|WVM ID Number||OH 1634|
|Object Name||Oral History|
|Title||Oral History Interview with James Thompson, Stephen E. Ambrose WWII Oral History Class Project, University of Wisconsin-Madison|
|Event||World War II|
|Narrator's Name||James Thompson|
|Interviewer's Name||Richard Branch|
In this oral history interview, James Thompson discusses his US Army experience with General Omar Bradley’s First Army in the European theatre from September 1944 to February 1945.
Thompson was drafted in the spring of his senior year in high school. He shares his thinking upon his mother’s handing him the mail from the US government.

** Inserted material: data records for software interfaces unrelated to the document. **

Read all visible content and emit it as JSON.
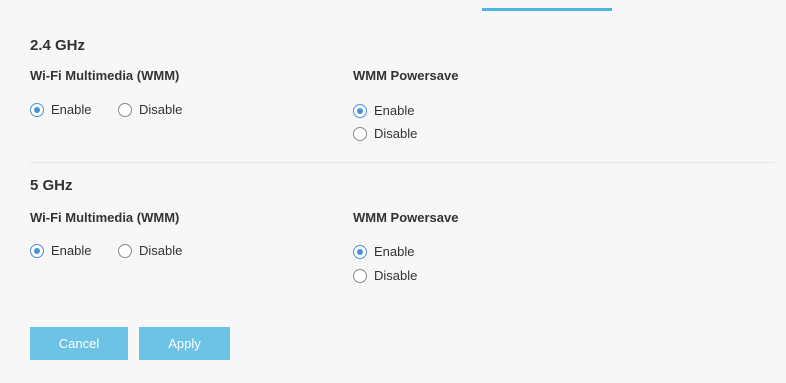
{
  "sections": [
    {
      "title": "2.4 GHz",
      "wmm": {
        "label": "Wi-Fi Multimedia (WMM)",
        "options": [
          "Enable",
          "Disable"
        ],
        "selected": "Enable"
      },
      "powersave": {
        "label": "WMM Powersave",
        "options": [
          "Enable",
          "Disable"
        ],
        "selected": "Enable"
      }
    },
    {
      "title": "5 GHz",
      "wmm": {
        "label": "Wi-Fi Multimedia (WMM)",
        "options": [
          "Enable",
          "Disable"
        ],
        "selected": "Enable"
      },
      "powersave": {
        "label": "WMM Powersave",
        "options": [
          "Enable",
          "Disable"
        ],
        "selected": "Enable"
      }
    }
  ],
  "buttons": {
    "cancel": "Cancel",
    "apply": "Apply"
  },
  "colors": {
    "accent": "#4a90d9",
    "button": "#6cc3e6",
    "tab_indicator": "#4fb3df"
  }
}
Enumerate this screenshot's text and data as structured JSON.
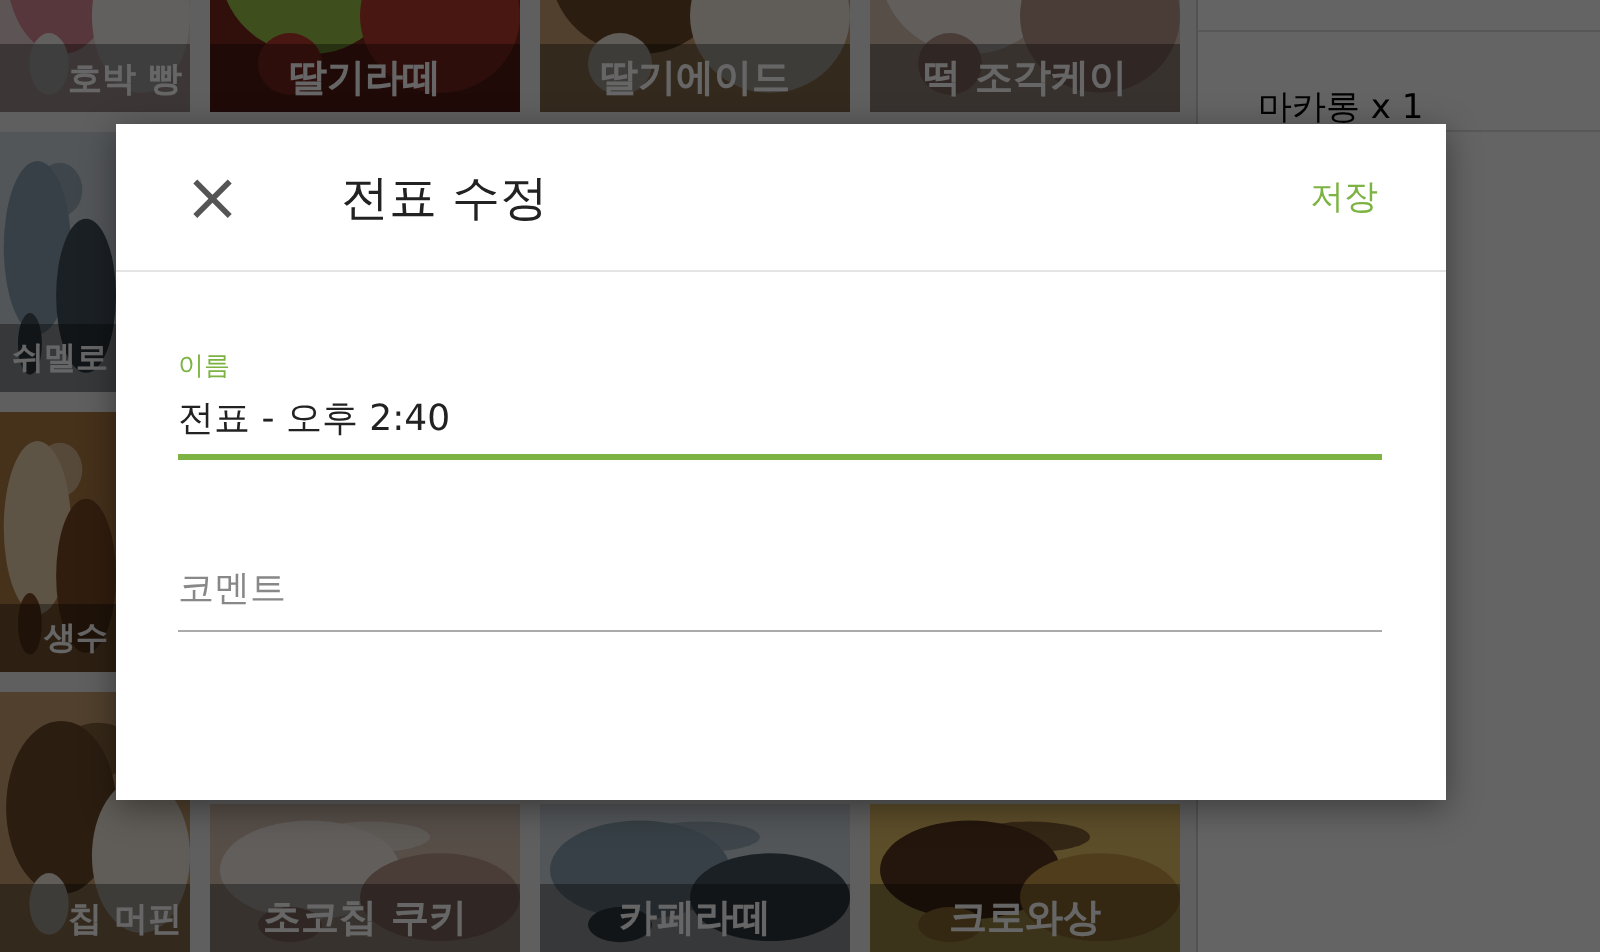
{
  "menu_grid": {
    "rows": [
      [
        {
          "label": "호박 빵"
        },
        {
          "label": "딸기라떼"
        },
        {
          "label": "딸기에이드"
        },
        {
          "label": "떡 조각케이"
        }
      ],
      [
        {
          "label": "쉬멜로"
        }
      ],
      [
        {
          "label": "생수"
        }
      ],
      [
        {
          "label": "칩 머핀"
        },
        {
          "label": "초코칩 쿠키"
        },
        {
          "label": "카페라떼"
        },
        {
          "label": "크로와상"
        }
      ]
    ]
  },
  "order_panel": {
    "items": [
      "마카롱 x 1"
    ]
  },
  "dialog": {
    "title": "전표 수정",
    "close": "×",
    "save": "저장",
    "fields": [
      {
        "label": "이름",
        "value": "전표 - 오후 2:40",
        "focused": true
      },
      {
        "placeholder": "코멘트",
        "focused": false
      }
    ]
  }
}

He relates that his first taste of war was the sight of the beach at Normandy, France, D-Day plus three months, and being jolted to attention by a screaming but caring officer. He talks of being intimidated by older and grimy battle-hardened GIs his second day on the continent; and of being paired with an older soldier who was to tutor him but whose initial taciturnity he learned was borne of a desire to avoid emotional attachment and loss. Thompson declares that the words "after the war" were the most common ones spoken amidst the endless routine of hours spent digging foxholes only to abandon them next morning and begin anew. To talk of the future was necessary to one’s maintaining a sense of values and stability. He asserts that while talk was essential to survival, talking about, and eagerness for, combat often meant being unhinged and jeopardizing oneself and others. Recounting an incident of being witness to the murder of surrendering German soldiers, Thompson relays the shock upon hearing en route to the Ardennes of the German slaughter of surrendering GIs there.
He imparts a sense of being in a foxhole at night, the total silence of the battlefield playing its mental trickery on the occupants. He attests at all times, but most especially then, to the importance of the soldier’s foxhole mate. Frostbite suffered in-trench just inside the German border, and an amputated toe, resulted in Thompson’s return to the US.
|Extent and Medium of Description||
Transcript: 16 pgs.